METHODS: We recorded chronic cough, body mass index (BMI) and other related clinical conditions in 44 554 adults from the Copenhagen General Population Study. Individuals with asthma and/or chronic obstructive pulmonary disease were excluded (n=10 977). BMI was divided into: underweight (BMI <18.5 kg/m2), normal weight (18.5-24.9 kg/m2), overweight (25.0-29.9 kg/m2), obese (30.0-34.9 kg/m2) and severely obese (≥35.0 kg/m2).

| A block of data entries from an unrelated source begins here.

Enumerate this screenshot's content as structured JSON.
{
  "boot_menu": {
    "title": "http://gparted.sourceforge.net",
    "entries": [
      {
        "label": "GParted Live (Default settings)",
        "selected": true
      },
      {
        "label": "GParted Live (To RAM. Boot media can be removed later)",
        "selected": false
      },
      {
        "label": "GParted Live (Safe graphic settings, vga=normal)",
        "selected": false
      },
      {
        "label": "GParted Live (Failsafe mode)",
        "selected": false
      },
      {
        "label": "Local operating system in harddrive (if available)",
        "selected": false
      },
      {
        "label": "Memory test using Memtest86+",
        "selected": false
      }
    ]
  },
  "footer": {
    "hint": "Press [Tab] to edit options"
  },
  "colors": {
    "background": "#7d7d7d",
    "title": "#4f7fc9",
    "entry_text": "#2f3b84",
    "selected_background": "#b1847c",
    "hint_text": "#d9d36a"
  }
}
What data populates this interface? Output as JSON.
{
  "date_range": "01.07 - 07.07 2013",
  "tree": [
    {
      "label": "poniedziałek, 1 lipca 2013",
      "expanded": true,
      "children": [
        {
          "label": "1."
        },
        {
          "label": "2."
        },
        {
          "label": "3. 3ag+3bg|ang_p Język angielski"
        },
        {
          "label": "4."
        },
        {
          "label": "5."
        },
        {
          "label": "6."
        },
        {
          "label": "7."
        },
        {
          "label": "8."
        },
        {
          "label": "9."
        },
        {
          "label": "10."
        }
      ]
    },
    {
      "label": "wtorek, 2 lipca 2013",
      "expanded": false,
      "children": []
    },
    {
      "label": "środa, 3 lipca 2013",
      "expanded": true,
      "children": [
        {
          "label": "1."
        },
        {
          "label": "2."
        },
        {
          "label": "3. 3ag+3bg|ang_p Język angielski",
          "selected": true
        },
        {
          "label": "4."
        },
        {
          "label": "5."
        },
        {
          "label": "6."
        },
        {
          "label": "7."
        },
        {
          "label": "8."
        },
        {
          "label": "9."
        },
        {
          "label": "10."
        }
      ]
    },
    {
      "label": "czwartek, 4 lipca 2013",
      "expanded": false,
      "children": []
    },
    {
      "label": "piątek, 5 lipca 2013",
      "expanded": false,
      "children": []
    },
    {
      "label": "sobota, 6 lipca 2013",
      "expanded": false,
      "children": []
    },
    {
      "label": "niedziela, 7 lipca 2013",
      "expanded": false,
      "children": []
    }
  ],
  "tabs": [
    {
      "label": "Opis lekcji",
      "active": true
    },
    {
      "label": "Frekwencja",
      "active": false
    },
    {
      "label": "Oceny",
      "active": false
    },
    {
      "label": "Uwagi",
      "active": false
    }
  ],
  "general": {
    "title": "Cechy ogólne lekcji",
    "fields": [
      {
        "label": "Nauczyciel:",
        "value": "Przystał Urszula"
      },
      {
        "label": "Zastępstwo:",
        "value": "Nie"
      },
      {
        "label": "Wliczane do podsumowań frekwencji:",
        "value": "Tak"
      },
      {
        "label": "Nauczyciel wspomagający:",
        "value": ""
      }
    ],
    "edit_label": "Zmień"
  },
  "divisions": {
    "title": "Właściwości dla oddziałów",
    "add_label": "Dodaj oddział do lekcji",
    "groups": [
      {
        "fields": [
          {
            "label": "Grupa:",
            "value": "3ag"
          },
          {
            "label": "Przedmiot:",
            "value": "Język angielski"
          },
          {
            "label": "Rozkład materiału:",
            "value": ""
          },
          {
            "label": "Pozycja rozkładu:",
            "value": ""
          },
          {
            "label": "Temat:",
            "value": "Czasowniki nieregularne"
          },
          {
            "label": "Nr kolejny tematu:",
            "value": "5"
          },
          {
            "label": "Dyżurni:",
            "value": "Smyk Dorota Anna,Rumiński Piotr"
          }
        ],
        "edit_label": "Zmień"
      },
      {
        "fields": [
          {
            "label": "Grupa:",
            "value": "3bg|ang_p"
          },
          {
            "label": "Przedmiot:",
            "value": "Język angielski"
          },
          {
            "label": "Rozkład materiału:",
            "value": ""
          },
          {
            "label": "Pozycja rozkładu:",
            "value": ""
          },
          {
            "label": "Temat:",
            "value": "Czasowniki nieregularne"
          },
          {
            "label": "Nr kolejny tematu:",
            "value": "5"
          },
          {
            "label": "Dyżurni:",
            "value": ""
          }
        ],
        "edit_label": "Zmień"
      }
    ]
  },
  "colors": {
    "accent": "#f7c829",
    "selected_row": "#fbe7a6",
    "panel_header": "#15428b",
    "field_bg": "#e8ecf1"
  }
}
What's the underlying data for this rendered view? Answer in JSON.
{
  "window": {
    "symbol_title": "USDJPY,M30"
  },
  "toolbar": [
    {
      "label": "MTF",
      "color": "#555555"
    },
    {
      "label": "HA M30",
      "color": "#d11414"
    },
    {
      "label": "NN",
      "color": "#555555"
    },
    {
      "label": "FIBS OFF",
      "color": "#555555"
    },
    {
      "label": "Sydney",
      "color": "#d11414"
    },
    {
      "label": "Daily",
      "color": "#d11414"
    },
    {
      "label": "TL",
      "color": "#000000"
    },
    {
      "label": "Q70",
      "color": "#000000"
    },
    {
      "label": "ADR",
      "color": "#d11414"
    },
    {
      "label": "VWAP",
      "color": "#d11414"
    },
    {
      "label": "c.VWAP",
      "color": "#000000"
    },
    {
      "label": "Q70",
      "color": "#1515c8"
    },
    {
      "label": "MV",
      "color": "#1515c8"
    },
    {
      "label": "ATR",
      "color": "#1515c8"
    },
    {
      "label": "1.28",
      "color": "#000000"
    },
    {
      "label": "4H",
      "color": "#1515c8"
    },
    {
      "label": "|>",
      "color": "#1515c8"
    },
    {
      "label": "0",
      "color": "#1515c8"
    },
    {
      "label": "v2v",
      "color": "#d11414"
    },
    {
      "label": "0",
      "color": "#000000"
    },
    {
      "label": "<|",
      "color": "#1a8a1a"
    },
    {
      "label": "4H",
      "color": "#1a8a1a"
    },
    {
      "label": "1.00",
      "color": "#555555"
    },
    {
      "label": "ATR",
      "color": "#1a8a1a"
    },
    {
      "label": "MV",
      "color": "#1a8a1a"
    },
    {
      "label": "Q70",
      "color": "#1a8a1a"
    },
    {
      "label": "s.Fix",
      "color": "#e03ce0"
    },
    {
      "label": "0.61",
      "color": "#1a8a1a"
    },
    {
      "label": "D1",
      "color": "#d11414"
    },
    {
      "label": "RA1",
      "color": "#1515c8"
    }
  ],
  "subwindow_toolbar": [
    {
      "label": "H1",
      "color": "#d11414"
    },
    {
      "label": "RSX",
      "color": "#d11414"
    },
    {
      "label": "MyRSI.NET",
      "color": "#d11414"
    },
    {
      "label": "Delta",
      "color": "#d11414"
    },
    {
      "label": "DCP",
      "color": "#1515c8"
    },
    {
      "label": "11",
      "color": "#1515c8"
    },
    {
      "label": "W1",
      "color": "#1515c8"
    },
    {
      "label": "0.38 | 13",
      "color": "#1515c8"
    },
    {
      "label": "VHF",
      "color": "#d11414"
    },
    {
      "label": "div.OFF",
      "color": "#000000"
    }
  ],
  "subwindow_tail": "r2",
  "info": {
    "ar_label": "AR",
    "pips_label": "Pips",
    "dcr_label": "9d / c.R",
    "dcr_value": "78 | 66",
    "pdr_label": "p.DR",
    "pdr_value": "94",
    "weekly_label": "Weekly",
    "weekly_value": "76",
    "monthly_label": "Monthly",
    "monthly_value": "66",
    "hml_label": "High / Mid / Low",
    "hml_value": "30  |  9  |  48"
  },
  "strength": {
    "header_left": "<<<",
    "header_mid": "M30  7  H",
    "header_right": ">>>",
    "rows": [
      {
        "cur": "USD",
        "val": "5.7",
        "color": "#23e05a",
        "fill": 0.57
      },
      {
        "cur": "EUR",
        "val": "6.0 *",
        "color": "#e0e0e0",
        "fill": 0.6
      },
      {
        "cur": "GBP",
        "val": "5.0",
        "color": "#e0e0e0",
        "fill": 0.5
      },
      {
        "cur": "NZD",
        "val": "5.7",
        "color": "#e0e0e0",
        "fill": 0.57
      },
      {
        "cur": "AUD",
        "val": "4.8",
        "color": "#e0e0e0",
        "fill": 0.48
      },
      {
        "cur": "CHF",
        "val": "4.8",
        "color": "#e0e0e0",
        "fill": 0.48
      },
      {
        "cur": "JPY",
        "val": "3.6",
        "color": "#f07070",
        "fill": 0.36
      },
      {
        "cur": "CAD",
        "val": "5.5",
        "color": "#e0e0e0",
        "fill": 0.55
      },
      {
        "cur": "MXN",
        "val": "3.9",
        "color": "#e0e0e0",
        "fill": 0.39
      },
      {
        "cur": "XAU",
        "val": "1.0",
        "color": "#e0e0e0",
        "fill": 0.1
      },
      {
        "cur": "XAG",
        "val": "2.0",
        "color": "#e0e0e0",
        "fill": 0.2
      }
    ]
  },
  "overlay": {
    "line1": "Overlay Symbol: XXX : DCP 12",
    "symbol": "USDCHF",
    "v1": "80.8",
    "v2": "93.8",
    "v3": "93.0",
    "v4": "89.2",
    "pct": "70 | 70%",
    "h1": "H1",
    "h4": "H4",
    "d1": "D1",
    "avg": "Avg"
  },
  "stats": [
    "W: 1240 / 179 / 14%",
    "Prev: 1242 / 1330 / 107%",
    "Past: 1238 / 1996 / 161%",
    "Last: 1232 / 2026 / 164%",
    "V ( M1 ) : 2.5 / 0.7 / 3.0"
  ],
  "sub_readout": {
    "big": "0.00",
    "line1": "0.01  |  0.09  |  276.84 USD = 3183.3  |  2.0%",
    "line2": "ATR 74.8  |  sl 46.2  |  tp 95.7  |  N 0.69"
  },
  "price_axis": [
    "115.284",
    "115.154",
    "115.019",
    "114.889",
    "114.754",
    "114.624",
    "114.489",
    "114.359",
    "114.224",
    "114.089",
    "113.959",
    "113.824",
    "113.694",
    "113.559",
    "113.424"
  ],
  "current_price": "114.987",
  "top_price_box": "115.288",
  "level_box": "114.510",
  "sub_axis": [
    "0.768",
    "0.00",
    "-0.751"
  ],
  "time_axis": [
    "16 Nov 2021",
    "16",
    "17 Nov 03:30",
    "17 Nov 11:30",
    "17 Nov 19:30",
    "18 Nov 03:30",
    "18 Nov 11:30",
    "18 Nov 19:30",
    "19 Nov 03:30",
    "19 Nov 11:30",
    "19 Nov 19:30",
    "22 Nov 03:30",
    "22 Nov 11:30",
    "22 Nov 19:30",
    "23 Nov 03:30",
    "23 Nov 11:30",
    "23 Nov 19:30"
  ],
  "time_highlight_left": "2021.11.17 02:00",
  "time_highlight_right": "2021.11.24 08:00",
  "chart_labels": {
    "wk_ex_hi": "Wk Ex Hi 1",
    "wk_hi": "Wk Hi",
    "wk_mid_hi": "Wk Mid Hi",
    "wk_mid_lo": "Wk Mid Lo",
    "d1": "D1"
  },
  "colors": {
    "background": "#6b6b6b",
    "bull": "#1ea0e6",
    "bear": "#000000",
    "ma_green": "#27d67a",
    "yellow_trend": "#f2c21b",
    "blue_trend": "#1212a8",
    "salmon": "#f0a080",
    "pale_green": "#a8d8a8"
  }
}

RESULTS: Among 33 577 adults from the general population, 27 829 (83%) were non-obese and 5748 (17%) were obese. Compared with individuals with normal weight, multivariable adjusted ORs for chronic cough risk were 1.4 (95% CI 1.2 to 1.6) in overweight, 1.9 (95% CI 1.7 to 2.2) in obese and 2.6 (95% CI 2.1 to 3.2) in severely obese individuals. Mediation analyses showed that chronic cough due to obesity was up to 23% mediated by gastro-oesophageal reflux disease (GERD). Other mediators included low vegetable intake with 10% and occupational exposure with 8%. Among obese individuals, those with versus without chronic cough had worse accompanying respiratory symptoms, more often comorbidities including GERD and diabetes, greater healthcare utilisations, lower lung function and higher blood inflammation (all p<0.05).

CONCLUSION: There is dose-response relationship between BMI and chronic cough, and chronic cough risk is twofold to threefold higher in obese individuals from the general population. This increased risk was partly mediated by GERD, low vegetable intake and occupational exposure, supporting that there may be benefit to gain by ameliorating some of these factors in obese individuals with chronic cough.

Original languageEnglish
JournalThorax
Volume77
Issue number3
Pages (from-to)223-230
Number of pages8
ISSN0040-6376
DOIs
Publication statusPublished - 17 Feb 2022

Bibliographical note

© Author(s) (or their employer(s)) 2022. No commercial re-use. See rights and permissions. Published by BMJ.

ID: 75166009